BARABOO, Wis. — Jim Dohner began planting trees in rural Sauk County in the late 1980s. He's been selling his Fraser and white pines since 1997 away from the politics that play out 49.6 miles to the southwest at the state Capitol. That’s where there has been debate recently about what to call the decorated tree that towers under the granite dome.
Dohner’s customers come looking not for holiday trees but Christmas trees for their family rooms, the small corners of apartments and even outdoor decks. They do debate, but it’s about the height, shape and whether or not there will be enough clearance for piles of presents.
“It may take only five minutes when it’s really cold out, otherwise it can be 25 minutes or so,” Dohner said of the families who come to his Christmas Treeland just north of Baraboo. “Everyone wants their own style.”
Christmas trees are big business in Wisconsin, which ranks fifth nationally in sales, number of trees cut and acres of trees, according to the Wisconsin Christmas Tree Producers Association. U.S. Department of Agriculture data shows the state was home in 2017 to 859 Christmas tree farms that cut 700,341 trees. In 2012 the state had nine more farms but cut about 89,000 fewer trees. The number of acres of Christmas trees remained about the same.
Jackson County led the way in 2017 with 165,523 trees cut, followed by Waushara County at 93,243, Lincoln County at 65,647 at and Shawano County at 36,606. Iron, Milwaukee, Menominee and Vilas were the only counties without a tree farm.

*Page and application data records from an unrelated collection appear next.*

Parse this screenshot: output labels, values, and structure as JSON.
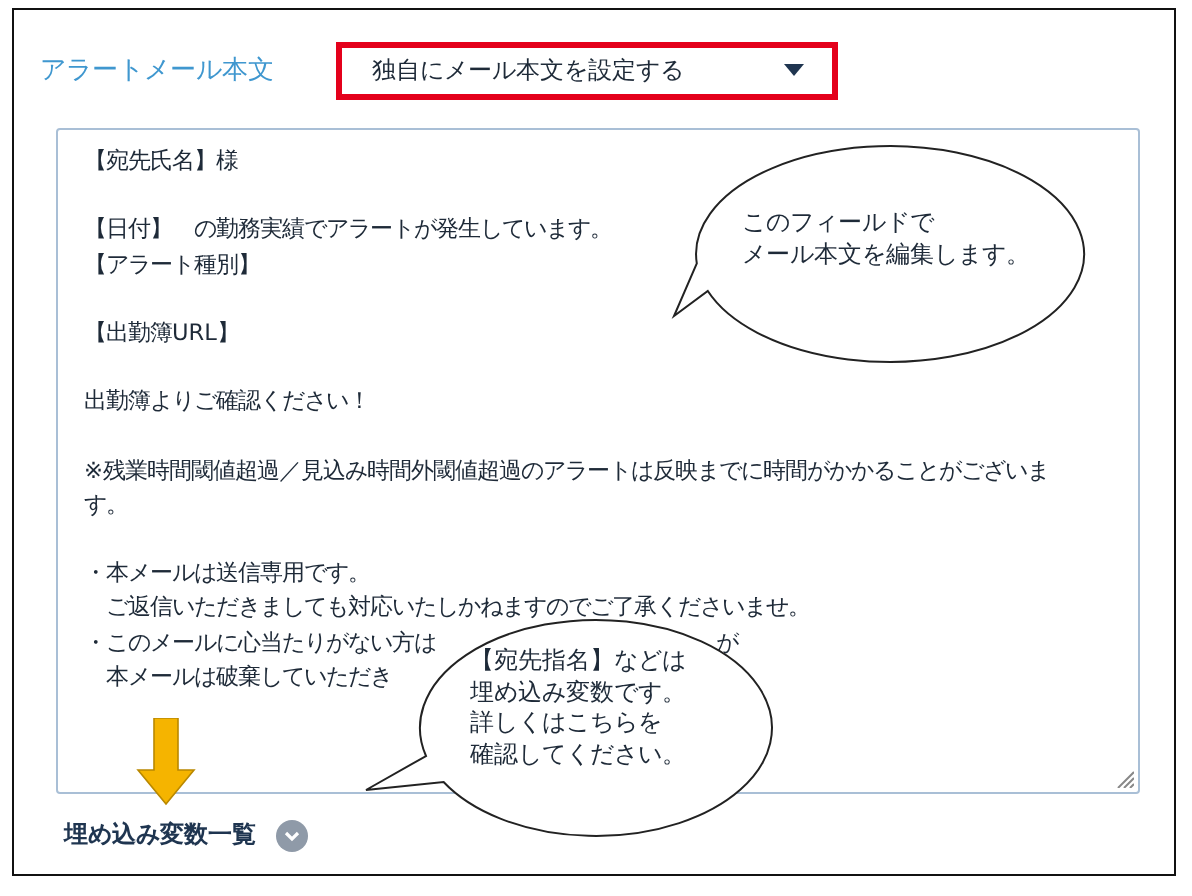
{
  "label": "アラートメール本文",
  "dropdown": {
    "value": "独自にメール本文を設定する"
  },
  "body_paragraphs": [
    {
      "lines": [
        {
          "segments": [
            "【宛先氏名】様"
          ]
        }
      ]
    },
    {
      "lines": [
        {
          "segments": [
            "【日付】　の勤務実績でアラートが発生しています。"
          ]
        },
        {
          "segments": [
            "【アラート種別】"
          ]
        }
      ]
    },
    {
      "lines": [
        {
          "segments": [
            "【出勤簿URL】"
          ]
        }
      ]
    },
    {
      "lines": [
        {
          "segments": [
            "出勤簿よりご確認ください！"
          ]
        }
      ]
    },
    {
      "lines": [
        {
          "segments": [
            "※残業時間閾値超過／見込み時間外閾値超過のアラートは反映までに時間がかかることがございま"
          ]
        },
        {
          "segments": [
            "す。"
          ]
        }
      ]
    },
    {
      "lines": [
        {
          "segments": [
            "・本メールは送信専用です。"
          ]
        },
        {
          "segments": [
            "　ご返信いただきましても対応いたしかねますのでご了承くださいませ。"
          ]
        },
        {
          "segments": [
            "・このメールに心当たりがない方は",
            "が"
          ]
        },
        {
          "segments": [
            "　本メールは破棄していただき"
          ]
        }
      ]
    }
  ],
  "callouts": [
    {
      "kind": "top",
      "lines": [
        "このフィールドで",
        "メール本文を編集します。"
      ]
    },
    {
      "kind": "bottom",
      "lines": [
        "【宛先指名】などは",
        "埋め込み変数です。",
        "詳しくはこちらを",
        "確認してください。"
      ]
    }
  ],
  "footer": {
    "label": "埋め込み変数一覧",
    "expanded": false
  }
}
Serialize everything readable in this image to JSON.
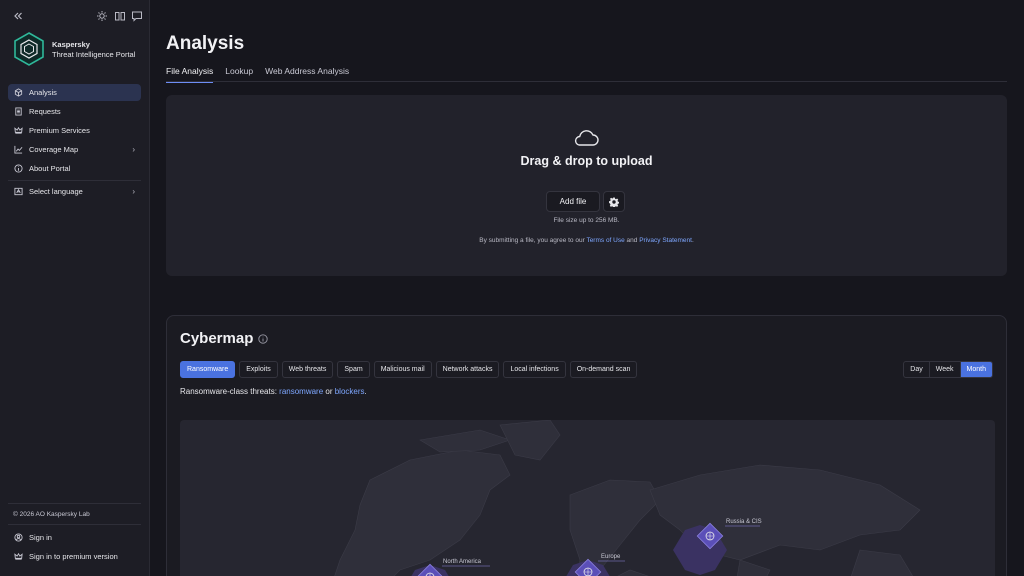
{
  "sidebar": {
    "brand": {
      "line1": "Kaspersky",
      "line2": "Threat Intelligence Portal"
    },
    "top_icons": [
      "collapse-icon",
      "sun-icon",
      "book-icon",
      "chat-icon"
    ],
    "nav": [
      {
        "label": "Analysis",
        "icon": "cube-icon",
        "active": true
      },
      {
        "label": "Requests",
        "icon": "document-icon"
      },
      {
        "label": "Premium Services",
        "icon": "crown-icon"
      },
      {
        "label": "Coverage Map",
        "icon": "chart-icon",
        "has_submenu": true
      },
      {
        "label": "About Portal",
        "icon": "info-icon"
      }
    ],
    "language": {
      "label": "Select language",
      "icon": "translate-icon"
    },
    "copyright": "© 2026 AO Kaspersky Lab",
    "footer": [
      {
        "label": "Sign in",
        "icon": "user-icon"
      },
      {
        "label": "Sign in to premium version",
        "icon": "crown-icon"
      }
    ]
  },
  "main": {
    "title": "Analysis",
    "tabs": [
      {
        "label": "File Analysis",
        "active": true
      },
      {
        "label": "Lookup"
      },
      {
        "label": "Web Address Analysis"
      }
    ],
    "upload": {
      "title": "Drag & drop to upload",
      "add_file": "Add file",
      "size_note": "File size up to 256 MB.",
      "terms_prefix": "By submitting a file, you agree to our ",
      "terms_link": "Terms of Use",
      "terms_and": " and ",
      "privacy_link": "Privacy Statement",
      "terms_suffix": "."
    },
    "cybermap": {
      "title": "Cybermap",
      "filters": [
        {
          "label": "Ransomware",
          "active": true
        },
        {
          "label": "Exploits"
        },
        {
          "label": "Web threats"
        },
        {
          "label": "Spam"
        },
        {
          "label": "Malicious mail"
        },
        {
          "label": "Network attacks"
        },
        {
          "label": "Local infections"
        },
        {
          "label": "On-demand scan"
        }
      ],
      "periods": [
        {
          "label": "Day"
        },
        {
          "label": "Week"
        },
        {
          "label": "Month",
          "active": true
        }
      ],
      "desc_prefix": "Ransomware-class threats: ",
      "desc_link1": "ransomware",
      "desc_or": " or ",
      "desc_link2": "blockers",
      "desc_suffix": ".",
      "regions": [
        "Russia & CIS",
        "North America",
        "Europe"
      ]
    }
  },
  "colors": {
    "accent": "#4a72e0",
    "link": "#7ea7ff",
    "background": "#16161d",
    "sidebar": "#1d1d25",
    "active_nav": "#2b3350",
    "marker": "#7b6fd8"
  }
}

“I think we’re doing really well,” said Cheryl Nicholson, executive secretary of the Wisconsin Christmas Tree Producers Association in Portage, Wisconsin. “Wholesalers are sold out, the Christmas tree supply is getting filled, and we don’t have extra trees laying around. There’s enough buyers that all the trees are sold.”
But this is farming so weather is a constant concern. Drought can decimate young trees while too much rain can lead to root rot. Other issues include finding adequate labor as well as finding family members or others to take over tree operations when owners retire.
Nicholson’s parents, Robert and Virginia Mountford, left the business in 2018 after running their farm near Poynette, Wisconsin, since 1957.
“It was kind of a sad thing and kind of an end of an era,” Nicholson said of the decision that's being replicated across the state. “You have families that have done it for a long time, and you have people that can’t continue it and the farm just stops. You do it because you love it so much. It’s like dairy farming.”
Dane County is a hotbed for tree farms due to its large population base surrounded by rural areas. The 41 farms in 2017 in the county harvested almost 20,000 trees.
Alan Motl was working in construction in 2002 when he bought 120 acres near the Maunesha River northwest of Marshall, Wisconsin. About 15 acres of his Riverside Christmas Trees are now covered in Fraser firs as much as 16 feet tall and Canaan firs as much as 11 feet tall. The farm also has white pines, but they won’t be ready for harvest for a few more years. Motl, 60, also sells wreaths, swags and kissing balls. He quit his construction job to focus on the tree farm, which is a full-time endeavor from March through December.
“There’s a lot to be done,” Motl said of trimming and caring for trees as well as maintaining the property. “Within an hour radius two or three (tree farms) have closed down, which means people are looking for other places to go. It gives us more business, but you’re not seeing a lot of people getting into it. My kids don’t have an interest. When I decide in another five years to retire I’ll probably close up.”
Back at Christmas Treeland on Terrytown Road just north of the Baraboo River, Dohner and his wife of 47 years, Suzanne, had 90 acres when they bought the place. But the state through the years has lopped off about 25 acres for road work, including the U.S. Highway 12 bypass. The farm had a slow start when the first two years of plantings were wiped out by drought. But it now sports more than 15,000 trees across 12 acres, some of which were shipped off this past week to be sold at convenience-store lots in Rock Springs and Merrimac, Wisconsin.
The Dohners sell fresh handmade wreaths and offer free cups of apple cider. They even have a freezer stuffed with hamburger made from a herd of grass-fed Black Diamond Angus that graze nearby.
The Dohners have an exit plan that doesn’t involve closing the farm. Their daughter, Jennifer Dohner Albrecht, and her husband plan to take over the business when the elder Dohners retire. Jim Dohner, 68, said the Christmas tree business is somewhat protected from the volatility of the marketplace. The industry offers something more insulated from internet sales than most retail items.
“Amazon can’t affect us much,” Dohner said. “We just want to continue to support the happiness of the individuals that come out here to get a tree because it’s part of their Christmas.”